Aim of the exercise: Your copy should match the entries below exactly, apart from the images.

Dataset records

+-------+

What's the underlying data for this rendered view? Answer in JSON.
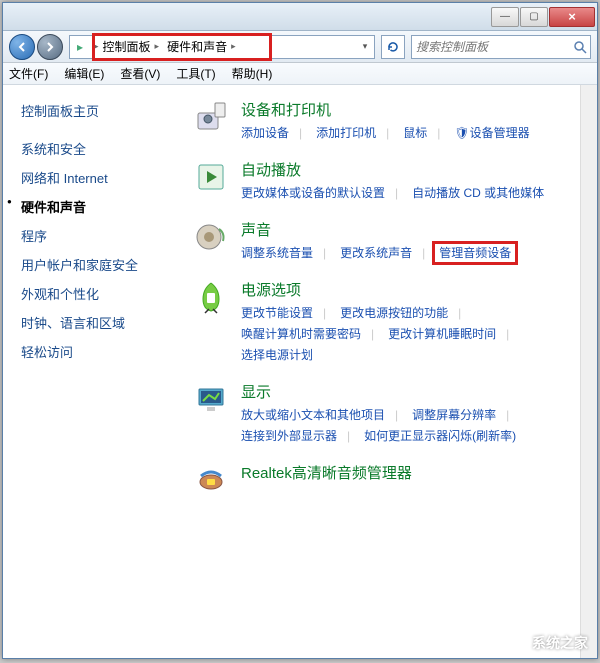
{
  "titlebar": {
    "min": "—",
    "max": "▢",
    "close": "×"
  },
  "nav": {
    "crumb1": "控制面板",
    "crumb2": "硬件和声音",
    "searchPlaceholder": "搜索控制面板"
  },
  "menu": [
    "文件(F)",
    "编辑(E)",
    "查看(V)",
    "工具(T)",
    "帮助(H)"
  ],
  "sidebar": {
    "title": "控制面板主页",
    "items": [
      {
        "label": "系统和安全",
        "active": false
      },
      {
        "label": "网络和 Internet",
        "active": false
      },
      {
        "label": "硬件和声音",
        "active": true
      },
      {
        "label": "程序",
        "active": false
      },
      {
        "label": "用户帐户和家庭安全",
        "active": false
      },
      {
        "label": "外观和个性化",
        "active": false
      },
      {
        "label": "时钟、语言和区域",
        "active": false
      },
      {
        "label": "轻松访问",
        "active": false
      }
    ]
  },
  "cats": [
    {
      "title": "设备和打印机",
      "links": [
        "添加设备",
        "添加打印机",
        "鼠标",
        "🛡设备管理器"
      ]
    },
    {
      "title": "自动播放",
      "links": [
        "更改媒体或设备的默认设置",
        "自动播放 CD 或其他媒体"
      ]
    },
    {
      "title": "声音",
      "links": [
        "调整系统音量",
        "更改系统声音",
        "管理音频设备"
      ],
      "highlight": 2
    },
    {
      "title": "电源选项",
      "links": [
        "更改节能设置",
        "更改电源按钮的功能",
        "唤醒计算机时需要密码",
        "更改计算机睡眠时间",
        "选择电源计划"
      ]
    },
    {
      "title": "显示",
      "links": [
        "放大或缩小文本和其他项目",
        "调整屏幕分辨率",
        "连接到外部显示器",
        "如何更正显示器闪烁(刷新率)"
      ]
    },
    {
      "title": "Realtek高清晰音频管理器",
      "links": []
    }
  ],
  "watermark": "系统之家"
}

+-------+

Expected answer:
What's the underlying data for this rendered view? Answer in JSON.
{
  "titlebar": {
    "min": "—",
    "max": "▢",
    "close": "×"
  },
  "nav": {
    "crumb1": "控制面板",
    "crumb2": "硬件和声音",
    "searchPlaceholder": "搜索控制面板"
  },
  "menu": [
    "文件(F)",
    "编辑(E)",
    "查看(V)",
    "工具(T)",
    "帮助(H)"
  ],
  "sidebar": {
    "title": "控制面板主页",
    "items": [
      {
        "label": "系统和安全",
        "active": false
      },
      {
        "label": "网络和 Internet",
        "active": false
      },
      {
        "label": "硬件和声音",
        "active": true
      },
      {
        "label": "程序",
        "active": false
      },
      {
        "label": "用户帐户和家庭安全",
        "active": false
      },
      {
        "label": "外观和个性化",
        "active": false
      },
      {
        "label": "时钟、语言和区域",
        "active": false
      },
      {
        "label": "轻松访问",
        "active": false
      }
    ]
  },
  "cats": [
    {
      "title": "设备和打印机",
      "links": [
        "添加设备",
        "添加打印机",
        "鼠标",
        "🛡设备管理器"
      ]
    },
    {
      "title": "自动播放",
      "links": [
        "更改媒体或设备的默认设置",
        "自动播放 CD 或其他媒体"
      ]
    },
    {
      "title": "声音",
      "links": [
        "调整系统音量",
        "更改系统声音",
        "管理音频设备"
      ],
      "highlight": 2
    },
    {
      "title": "电源选项",
      "links": [
        "更改节能设置",
        "更改电源按钮的功能",
        "唤醒计算机时需要密码",
        "更改计算机睡眠时间",
        "选择电源计划"
      ]
    },
    {
      "title": "显示",
      "links": [
        "放大或缩小文本和其他项目",
        "调整屏幕分辨率",
        "连接到外部显示器",
        "如何更正显示器闪烁(刷新率)"
      ]
    },
    {
      "title": "Realtek高清晰音频管理器",
      "links": []
    }
  ],
  "watermark": "系统之家"
}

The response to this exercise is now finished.